--- The task ---
Copy all records verbatim, images excluded.

- Opening Delimiter -

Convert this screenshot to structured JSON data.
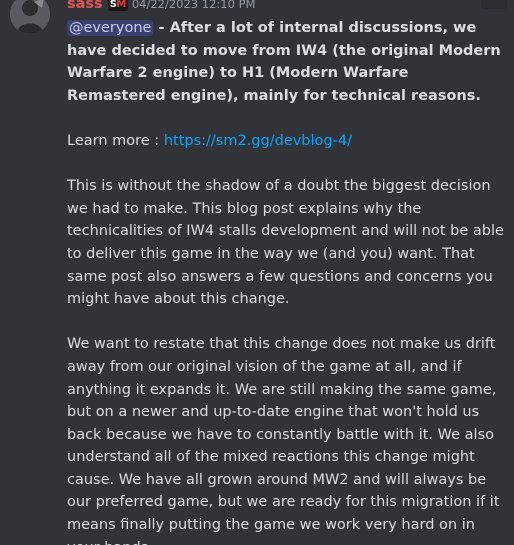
{
  "message": {
    "author": "sass",
    "badge": {
      "part1": "S",
      "part2": "M"
    },
    "timestamp": "04/22/2023 12:10 PM",
    "mention": "@everyone",
    "bold_text": " - After a lot of internal discussions, we have decided to move from IW4 (the original Modern Warfare 2 engine) to H1 (Modern Warfare Remastered engine), mainly for technical reasons.",
    "learn_more_label": "Learn more : ",
    "link": "https://sm2.gg/devblog-4/",
    "paragraph2": "This is without the shadow of a doubt the biggest decision we had to make. This blog post explains why the technicalities of IW4 stalls development and will not be able to deliver this game in the way we (and you) want. That same post also answers a few questions and concerns you might have about this change.",
    "paragraph3": " We want to restate that this change does not make us drift away from our original vision of the game at all, and if anything it expands it. We are still making the same game, but on a newer and up-to-date engine that won't hold us back because we have to constantly battle with it. We also understand all of the mixed reactions this change might cause. We have all grown around MW2 and will always be our preferred game, but we are ready for this migration if it means finally putting the game we work very hard on in your hands."
  },
  "colors": {
    "background": "#323339",
    "author": "#e35555",
    "link": "#00a8fc",
    "mention_bg": "#3c427a",
    "text": "#dbdee1",
    "timestamp": "#949ba4"
  }
}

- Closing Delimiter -

--- Answer for this exercise ---
Convert this screenshot to structured JSON data.
{
  "message": {
    "author": "sass",
    "badge": {
      "part1": "S",
      "part2": "M"
    },
    "timestamp": "04/22/2023 12:10 PM",
    "mention": "@everyone",
    "bold_text": " - After a lot of internal discussions, we have decided to move from IW4 (the original Modern Warfare 2 engine) to H1 (Modern Warfare Remastered engine), mainly for technical reasons.",
    "learn_more_label": "Learn more : ",
    "link": "https://sm2.gg/devblog-4/",
    "paragraph2": "This is without the shadow of a doubt the biggest decision we had to make. This blog post explains why the technicalities of IW4 stalls development and will not be able to deliver this game in the way we (and you) want. That same post also answers a few questions and concerns you might have about this change.",
    "paragraph3": " We want to restate that this change does not make us drift away from our original vision of the game at all, and if anything it expands it. We are still making the same game, but on a newer and up-to-date engine that won't hold us back because we have to constantly battle with it. We also understand all of the mixed reactions this change might cause. We have all grown around MW2 and will always be our preferred game, but we are ready for this migration if it means finally putting the game we work very hard on in your hands."
  },
  "colors": {
    "background": "#323339",
    "author": "#e35555",
    "link": "#00a8fc",
    "mention_bg": "#3c427a",
    "text": "#dbdee1",
    "timestamp": "#949ba4"
  }
}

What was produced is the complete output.